START Material for this exercise

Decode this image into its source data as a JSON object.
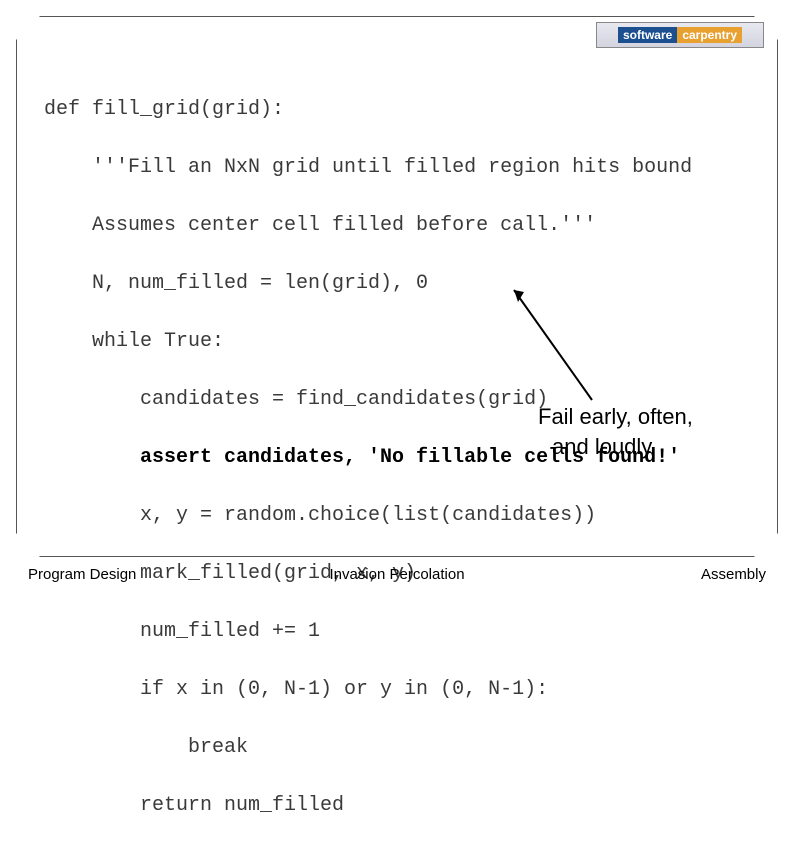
{
  "logo": {
    "left": "software",
    "right": "carpentry"
  },
  "code": {
    "l0": "def fill_grid(grid):",
    "l1": "    '''Fill an NxN grid until filled region hits bound",
    "l2": "    Assumes center cell filled before call.'''",
    "l3": "    N, num_filled = len(grid), 0",
    "l4": "    while True:",
    "l5": "        candidates = find_candidates(grid)",
    "l6": "        assert candidates, 'No fillable cells found!'",
    "l7": "        x, y = random.choice(list(candidates))",
    "l8": "        mark_filled(grid, x, y)",
    "l9": "        num_filled += 1",
    "l10": "        if x in (0, N-1) or y in (0, N-1):",
    "l11": "            break",
    "l12": "        return num_filled"
  },
  "annotation": {
    "line1": "Fail early, often,",
    "line2": "and loudly"
  },
  "footer": {
    "left": "Program Design",
    "center": "Invasion Percolation",
    "right": "Assembly"
  }
}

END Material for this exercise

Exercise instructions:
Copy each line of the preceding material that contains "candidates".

Exercise solution:
    "l5": "        candidates = find_candidates(grid)",
    "l6": "        assert candidates, 'No fillable cells found!'",
    "l7": "        x, y = random.choice(list(candidates))",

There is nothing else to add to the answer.